Yet, to what degree can these metrics provide an accurate reflection of the customer experience your organization delivers? After all, they are each derived from asking customers one question, such as “How likely is it that you would recommend XYZ to a friend?” But customer experiences, with all their psychological nuances, involve greater complexity than one question can address. If you want to gather customer feedback that can generate valuable, actionable insights, you’ll need to dig a little deeper.
To weigh all the various elements that impact customer satisfaction requires research and analytics—across all customer interaction channels. There’s no silver bullet number that will provide all the insight you need to manage your contact center efficiently and effectively.
The answer to this dilemma, however, is not outside the realm of normal practices. To measure the customer experience with more certitude than a single score can produce, a survey is your best tool. Yes, a simple survey that asks a handful of questions and allows the customer to leave comments can be invaluable for gaining insights into agent performance and overall experience.
Develop a survey that will provide you with information for the achievement of a specific goal.

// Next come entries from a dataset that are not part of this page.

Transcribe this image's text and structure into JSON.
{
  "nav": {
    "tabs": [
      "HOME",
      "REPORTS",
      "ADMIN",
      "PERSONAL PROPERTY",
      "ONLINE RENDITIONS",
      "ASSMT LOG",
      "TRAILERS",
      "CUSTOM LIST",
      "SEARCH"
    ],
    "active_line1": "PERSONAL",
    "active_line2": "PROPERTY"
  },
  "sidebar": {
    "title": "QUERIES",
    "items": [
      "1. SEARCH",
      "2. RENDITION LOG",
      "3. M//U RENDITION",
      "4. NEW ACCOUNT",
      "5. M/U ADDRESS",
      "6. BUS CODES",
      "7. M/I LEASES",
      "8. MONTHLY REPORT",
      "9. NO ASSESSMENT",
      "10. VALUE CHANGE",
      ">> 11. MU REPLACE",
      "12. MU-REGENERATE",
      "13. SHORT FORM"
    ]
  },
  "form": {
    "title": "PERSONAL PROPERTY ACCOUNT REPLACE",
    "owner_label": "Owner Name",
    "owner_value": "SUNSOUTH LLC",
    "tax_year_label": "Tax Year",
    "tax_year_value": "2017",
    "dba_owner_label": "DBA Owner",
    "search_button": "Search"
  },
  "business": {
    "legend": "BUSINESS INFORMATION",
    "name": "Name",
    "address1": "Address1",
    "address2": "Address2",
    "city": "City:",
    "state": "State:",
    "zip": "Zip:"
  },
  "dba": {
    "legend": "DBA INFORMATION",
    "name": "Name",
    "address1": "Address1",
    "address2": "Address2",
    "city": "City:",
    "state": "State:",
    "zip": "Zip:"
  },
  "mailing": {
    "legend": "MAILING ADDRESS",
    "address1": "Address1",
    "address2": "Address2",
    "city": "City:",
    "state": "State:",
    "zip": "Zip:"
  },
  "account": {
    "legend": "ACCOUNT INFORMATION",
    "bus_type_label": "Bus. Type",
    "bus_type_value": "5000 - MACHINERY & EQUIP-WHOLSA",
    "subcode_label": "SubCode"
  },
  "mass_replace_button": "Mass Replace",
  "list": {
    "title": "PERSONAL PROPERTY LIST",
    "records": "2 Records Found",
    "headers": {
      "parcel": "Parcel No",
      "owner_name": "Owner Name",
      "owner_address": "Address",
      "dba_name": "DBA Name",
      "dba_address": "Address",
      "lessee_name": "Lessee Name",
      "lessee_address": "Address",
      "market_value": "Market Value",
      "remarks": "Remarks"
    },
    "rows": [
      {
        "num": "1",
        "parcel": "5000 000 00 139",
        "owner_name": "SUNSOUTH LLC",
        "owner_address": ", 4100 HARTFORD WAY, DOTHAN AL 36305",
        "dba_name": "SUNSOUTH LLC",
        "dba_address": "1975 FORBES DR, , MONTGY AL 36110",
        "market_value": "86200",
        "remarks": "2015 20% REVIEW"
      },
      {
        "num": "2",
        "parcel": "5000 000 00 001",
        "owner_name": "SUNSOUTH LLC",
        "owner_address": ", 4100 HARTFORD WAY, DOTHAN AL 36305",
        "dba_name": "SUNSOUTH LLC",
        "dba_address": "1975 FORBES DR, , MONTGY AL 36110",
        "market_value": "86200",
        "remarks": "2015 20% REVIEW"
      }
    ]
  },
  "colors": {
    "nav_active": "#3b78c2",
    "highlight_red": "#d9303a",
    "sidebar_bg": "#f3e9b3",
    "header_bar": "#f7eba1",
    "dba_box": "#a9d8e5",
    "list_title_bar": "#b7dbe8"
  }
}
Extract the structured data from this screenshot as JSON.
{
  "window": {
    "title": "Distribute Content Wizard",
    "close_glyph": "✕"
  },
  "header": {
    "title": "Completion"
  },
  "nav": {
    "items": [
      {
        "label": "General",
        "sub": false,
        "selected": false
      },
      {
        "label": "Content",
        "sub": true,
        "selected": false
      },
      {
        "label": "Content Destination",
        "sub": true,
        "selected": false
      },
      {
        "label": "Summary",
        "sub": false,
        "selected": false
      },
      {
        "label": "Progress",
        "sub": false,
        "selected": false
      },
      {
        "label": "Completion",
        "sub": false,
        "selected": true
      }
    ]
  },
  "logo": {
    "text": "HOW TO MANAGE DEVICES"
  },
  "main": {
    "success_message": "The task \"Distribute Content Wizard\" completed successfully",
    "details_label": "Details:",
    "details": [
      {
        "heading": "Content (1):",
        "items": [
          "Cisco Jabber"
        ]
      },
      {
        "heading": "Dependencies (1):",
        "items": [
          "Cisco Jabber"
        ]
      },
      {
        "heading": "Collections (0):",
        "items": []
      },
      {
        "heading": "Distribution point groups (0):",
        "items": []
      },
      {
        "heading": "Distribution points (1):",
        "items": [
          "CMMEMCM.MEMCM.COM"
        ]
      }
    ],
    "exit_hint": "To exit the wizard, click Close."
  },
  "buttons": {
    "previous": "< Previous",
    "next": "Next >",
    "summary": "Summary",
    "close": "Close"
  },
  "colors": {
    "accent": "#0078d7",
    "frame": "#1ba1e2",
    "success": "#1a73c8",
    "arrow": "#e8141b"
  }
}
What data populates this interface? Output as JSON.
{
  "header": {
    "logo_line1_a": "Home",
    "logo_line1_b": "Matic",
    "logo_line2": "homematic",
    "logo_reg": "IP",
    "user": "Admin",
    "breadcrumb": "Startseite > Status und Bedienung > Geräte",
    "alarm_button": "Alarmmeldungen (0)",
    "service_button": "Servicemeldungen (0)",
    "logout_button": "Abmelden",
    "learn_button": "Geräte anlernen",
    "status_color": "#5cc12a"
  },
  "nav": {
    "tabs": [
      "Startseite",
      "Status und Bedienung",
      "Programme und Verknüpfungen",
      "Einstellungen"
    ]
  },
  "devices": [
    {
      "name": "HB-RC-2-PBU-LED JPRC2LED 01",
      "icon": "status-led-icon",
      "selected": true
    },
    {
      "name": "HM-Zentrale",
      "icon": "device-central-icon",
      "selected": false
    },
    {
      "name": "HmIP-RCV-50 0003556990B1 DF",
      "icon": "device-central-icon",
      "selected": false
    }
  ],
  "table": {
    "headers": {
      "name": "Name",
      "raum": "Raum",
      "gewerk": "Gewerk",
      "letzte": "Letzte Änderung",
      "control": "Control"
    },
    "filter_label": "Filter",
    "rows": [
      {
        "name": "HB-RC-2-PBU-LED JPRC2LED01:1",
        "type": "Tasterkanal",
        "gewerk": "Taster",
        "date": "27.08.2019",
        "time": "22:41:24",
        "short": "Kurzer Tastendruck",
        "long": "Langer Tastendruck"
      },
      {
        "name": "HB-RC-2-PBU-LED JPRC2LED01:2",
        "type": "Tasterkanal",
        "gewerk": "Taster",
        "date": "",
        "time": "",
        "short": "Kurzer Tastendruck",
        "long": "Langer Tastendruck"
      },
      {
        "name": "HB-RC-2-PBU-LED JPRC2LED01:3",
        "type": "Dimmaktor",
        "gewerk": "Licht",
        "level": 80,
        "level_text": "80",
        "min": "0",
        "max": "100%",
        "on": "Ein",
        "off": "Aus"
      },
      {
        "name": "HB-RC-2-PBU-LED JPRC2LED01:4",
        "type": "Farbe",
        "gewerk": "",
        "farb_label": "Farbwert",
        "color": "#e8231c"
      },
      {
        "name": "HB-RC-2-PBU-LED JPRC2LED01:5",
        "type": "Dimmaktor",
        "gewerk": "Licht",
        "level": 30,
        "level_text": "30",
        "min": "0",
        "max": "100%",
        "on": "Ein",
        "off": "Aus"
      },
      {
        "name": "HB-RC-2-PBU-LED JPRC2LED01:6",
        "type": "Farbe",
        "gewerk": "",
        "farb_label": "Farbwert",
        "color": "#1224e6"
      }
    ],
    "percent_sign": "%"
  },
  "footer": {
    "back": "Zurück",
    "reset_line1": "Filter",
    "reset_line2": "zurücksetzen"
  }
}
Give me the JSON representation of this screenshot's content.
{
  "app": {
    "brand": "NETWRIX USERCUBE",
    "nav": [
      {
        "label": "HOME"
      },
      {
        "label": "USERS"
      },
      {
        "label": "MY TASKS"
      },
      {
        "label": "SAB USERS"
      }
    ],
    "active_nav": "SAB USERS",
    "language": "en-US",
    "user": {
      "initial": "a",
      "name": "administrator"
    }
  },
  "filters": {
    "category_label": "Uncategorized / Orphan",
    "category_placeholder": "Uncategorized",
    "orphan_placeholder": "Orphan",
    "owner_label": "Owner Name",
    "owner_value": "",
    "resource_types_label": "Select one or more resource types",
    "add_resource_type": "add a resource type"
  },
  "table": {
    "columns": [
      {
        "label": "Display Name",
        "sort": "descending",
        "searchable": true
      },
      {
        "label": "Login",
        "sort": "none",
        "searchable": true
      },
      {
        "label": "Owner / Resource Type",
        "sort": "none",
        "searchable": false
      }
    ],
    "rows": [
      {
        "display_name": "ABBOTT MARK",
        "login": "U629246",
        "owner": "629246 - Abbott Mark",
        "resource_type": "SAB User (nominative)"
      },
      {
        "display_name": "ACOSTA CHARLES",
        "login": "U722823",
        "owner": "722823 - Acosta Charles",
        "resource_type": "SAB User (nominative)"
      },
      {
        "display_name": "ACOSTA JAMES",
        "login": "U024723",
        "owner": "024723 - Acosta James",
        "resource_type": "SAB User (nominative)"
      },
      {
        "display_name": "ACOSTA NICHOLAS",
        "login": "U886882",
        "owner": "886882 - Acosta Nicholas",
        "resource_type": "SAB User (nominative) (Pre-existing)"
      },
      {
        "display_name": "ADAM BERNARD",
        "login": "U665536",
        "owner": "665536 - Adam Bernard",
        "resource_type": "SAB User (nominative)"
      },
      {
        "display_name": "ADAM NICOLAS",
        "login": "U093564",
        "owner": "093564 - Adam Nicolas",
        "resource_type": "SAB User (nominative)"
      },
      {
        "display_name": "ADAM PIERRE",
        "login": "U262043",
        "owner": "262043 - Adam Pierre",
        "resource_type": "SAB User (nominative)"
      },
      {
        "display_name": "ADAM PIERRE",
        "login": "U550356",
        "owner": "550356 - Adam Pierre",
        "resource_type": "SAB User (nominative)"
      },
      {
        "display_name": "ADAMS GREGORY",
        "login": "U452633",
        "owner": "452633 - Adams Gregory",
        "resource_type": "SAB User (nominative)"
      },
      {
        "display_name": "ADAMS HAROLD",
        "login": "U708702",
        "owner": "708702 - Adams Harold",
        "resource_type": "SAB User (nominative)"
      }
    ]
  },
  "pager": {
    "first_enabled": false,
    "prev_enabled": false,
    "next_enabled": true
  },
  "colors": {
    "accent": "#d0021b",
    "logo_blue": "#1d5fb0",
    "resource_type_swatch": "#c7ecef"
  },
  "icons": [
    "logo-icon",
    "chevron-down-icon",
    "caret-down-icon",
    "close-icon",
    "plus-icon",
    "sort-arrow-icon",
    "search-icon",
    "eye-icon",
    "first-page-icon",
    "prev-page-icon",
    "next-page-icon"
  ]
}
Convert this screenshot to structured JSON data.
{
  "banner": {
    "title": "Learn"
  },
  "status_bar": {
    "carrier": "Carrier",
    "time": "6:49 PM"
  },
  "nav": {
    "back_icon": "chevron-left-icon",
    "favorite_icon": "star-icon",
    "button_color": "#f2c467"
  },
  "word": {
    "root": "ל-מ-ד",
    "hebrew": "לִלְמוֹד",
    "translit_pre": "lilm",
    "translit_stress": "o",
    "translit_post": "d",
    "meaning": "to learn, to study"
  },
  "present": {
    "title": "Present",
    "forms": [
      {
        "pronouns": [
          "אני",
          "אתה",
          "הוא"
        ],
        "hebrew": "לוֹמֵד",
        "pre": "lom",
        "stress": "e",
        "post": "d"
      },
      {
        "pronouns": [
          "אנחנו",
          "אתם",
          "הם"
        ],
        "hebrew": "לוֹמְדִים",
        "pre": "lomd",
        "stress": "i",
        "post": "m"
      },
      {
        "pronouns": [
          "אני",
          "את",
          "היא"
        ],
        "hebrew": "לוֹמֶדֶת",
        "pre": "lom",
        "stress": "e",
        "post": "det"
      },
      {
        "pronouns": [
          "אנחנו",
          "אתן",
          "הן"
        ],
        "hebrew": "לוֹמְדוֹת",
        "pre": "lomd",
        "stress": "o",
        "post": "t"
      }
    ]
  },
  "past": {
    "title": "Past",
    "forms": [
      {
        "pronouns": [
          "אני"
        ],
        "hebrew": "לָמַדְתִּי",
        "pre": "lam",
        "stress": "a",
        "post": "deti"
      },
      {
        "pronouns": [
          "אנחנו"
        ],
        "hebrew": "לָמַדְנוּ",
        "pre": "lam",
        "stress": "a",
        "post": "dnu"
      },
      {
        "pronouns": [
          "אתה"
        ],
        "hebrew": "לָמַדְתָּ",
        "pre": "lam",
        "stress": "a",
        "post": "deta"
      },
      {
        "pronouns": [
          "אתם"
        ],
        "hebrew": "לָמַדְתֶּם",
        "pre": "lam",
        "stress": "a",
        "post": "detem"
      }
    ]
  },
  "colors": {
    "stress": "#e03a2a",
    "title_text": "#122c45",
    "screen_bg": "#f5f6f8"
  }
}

For example, do you want to increase customer loyalty or sell more with each customer interaction? Only by pinpointing a particular element of your customer dealings will you learn how to actually improve. Conversely, NPS and similar metrics only allow you to track progress over time; they are limited general performance indicators. It’s the smaller elements—word choices, thoroughness of answers and the like—that are better indicators of performance, and they allow you to uncover gaps and opportunities.
For example, imagine asking a customer to score an interaction with one of your Communicators on a scale of one to 10. The customer rates the interaction a six. What does that tell you about your Communicator that you can actually improve upon? Nothing. Imagine the better insights you’d gain from instead asking whether the customer found the Communicator to be polite, thorough in resolving the issue or knowledgeable. With responses to these sorts of inquiries, you’d be armed to address the underlying factors that inspired the mediocre performance rating.
Align your goals, metrics and methods so that they complement each other. Once you’ve captured the nuances of the customer experience, you’ll be in a good place to fix anything that’s amiss. Next steps can include coaching, training workshops or workplace forums. Don’t miss out on opportunities to improve customer service. Brand loyalty and bottom line gains will be your reward.
Steve Brubaker began his career at InfoCision in 1985. In his current role as Chief of Staff and as a member of the Executive Team, he is responsible for HR, internal and external communications, and manages the company’s legal and compliance departments. Brubaker is a member of a number of professional organizations, including the DMA, SOCAP, and PACE. He also donates his time to serve on several university boards, including the Executive Advisory Board for The Taylor Institute for Direct Marketing at The University of Akron and The University of Akron Foundation Board. He is a frequent speaker for national events and has also been honored with a number of awards and recognitions for his contributions to the call center industry.